Since being elected, Trump has held up Germany as a reason for restricted travel and a ban on refugees.
After an Oval Office meeting this morning the leaders of the Western world's most influential counties played nice for the cameras, saying in English and German that it went well.
'We talked about lots of things,' Trump told reporters, without going into detail.
A snowstorm forced them to postpone their plans for a meeting on Tuesday.
The itinerary included discussions on strengthening NATO, fighting the Islamic State group and resolving Ukraine's conflict, all matters that require close cooperation between the U.S. and Germany.
'There has to be a safe and secure solution for Ukraine, but the relationship with Russia has to be improved as well, once the situation there on the ground is clarified,' Merkel said during their news conference.
Beyond those issues, today's sit-down was to be serve as a restart of a relationship complicated by Trump's rhetoric on the campaign trail.

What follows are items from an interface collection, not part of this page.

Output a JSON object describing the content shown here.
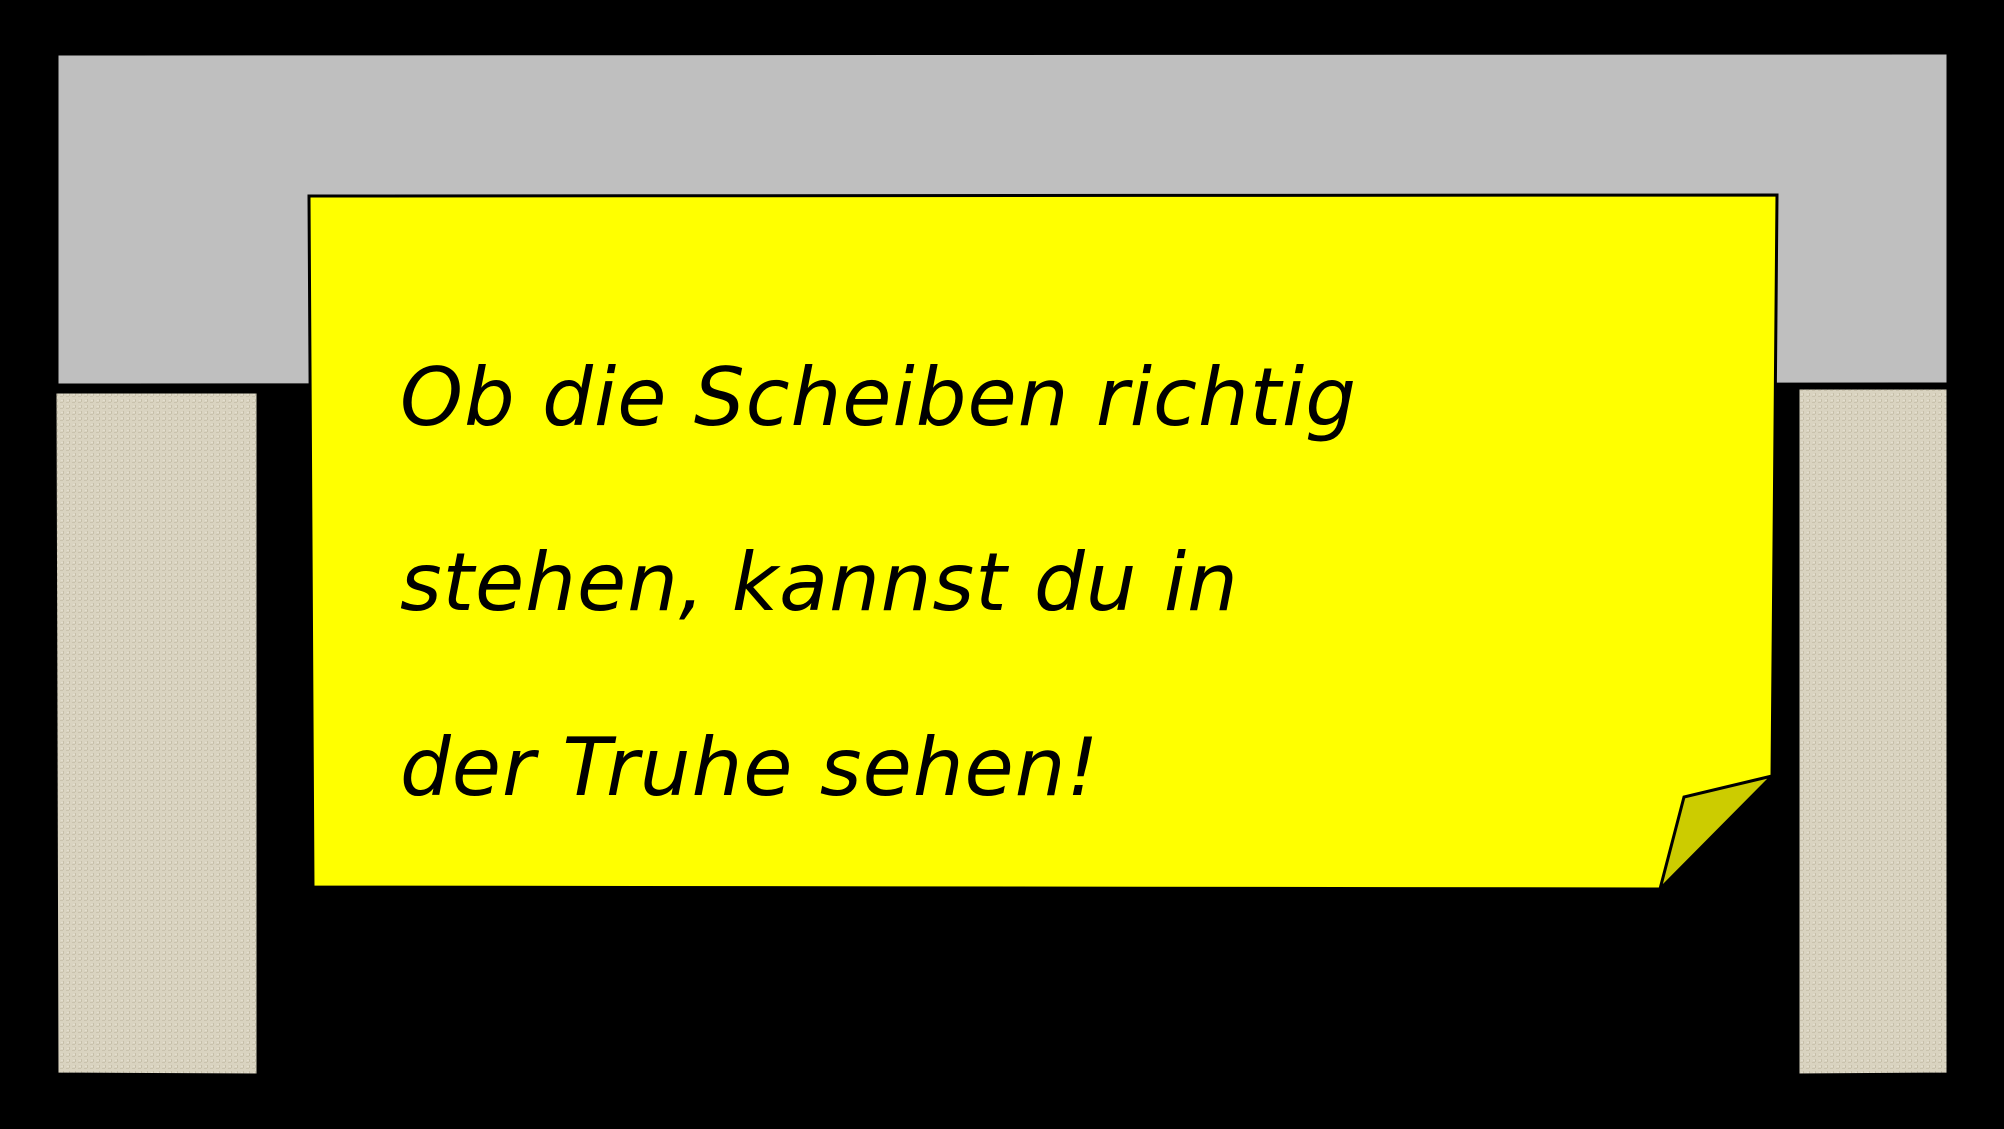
{
  "sticky_note": {
    "lines": [
      "Ob die Scheiben richtig",
      "stehen, kannst du in",
      "der Truhe sehen!"
    ],
    "color": "#ffff00",
    "curl_color": "#cccc00"
  },
  "colors": {
    "frame": "#000000",
    "lintel": "#bfbfbf",
    "pillar": "#d9d3c0",
    "background": "#000000"
  }
}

Still, Trump found ways to voice his respect. When a television station in September asked him to name a world leader he admired, he cited Merkel.
'I was very disappointed that, when she, this move with the whole thing on immigration. I think it's a big problem and really, you know, to look at what she's done in the last year and a half. I was always a Merkel person. I thought, really fantastic, but I think she made a very tragic mistake a year and a half ago,' he said.
In his meetings with world leaders since the inauguration, Trump has adopted a more diplomatic public persona.
He recently spent a weekend bonding with Japanese Prime Minister Shinzo Abe, golfing and dining with Abe at his Mar-a-Lago estate in Florida. He has cultivated a closer friendship with Israeli Prime Minister Benjamin Netanyahu, whom he has known for years.
But Merkel is used to an altogether different type of American leader, having shared a strong bond with Obama.
She was the last of Obama's key European allies still in power when he left office. And as the leader of Europe's biggest economy and most stable government, Merkel emerged in recent years as the leading voice for a continent struggling with slow growth, identity issues and increased security threats after a string of terrorist attacks.
Reflecting their connection, Obama and his wife called Merkel and her husband on the day before Trump's inauguration to thank her for 'her strong, courageous and steady leadership.' It was Obama's final call with a foreign leader, his advisers said.
Merkel's first major encounter with Trump came as she seeks a fourth term as chancellor in elections later this year. She has acknowledged the contest could be difficult and has stressed a need for stability after Britain's decision to leave the European Union.
She reportedly has studied Trump's speeches and policies in advance of her trip, eager to find areas for cooperation.
Trump has rattled European leaders with his 'America first' mantra. He also backed Brexit and is skeptical of multilateral trade agreements.
Merkel reiterated her belief that a strong EU remains in America's strategic and economic interests, a message she shared last month in Munich with Vice President Mike Pence.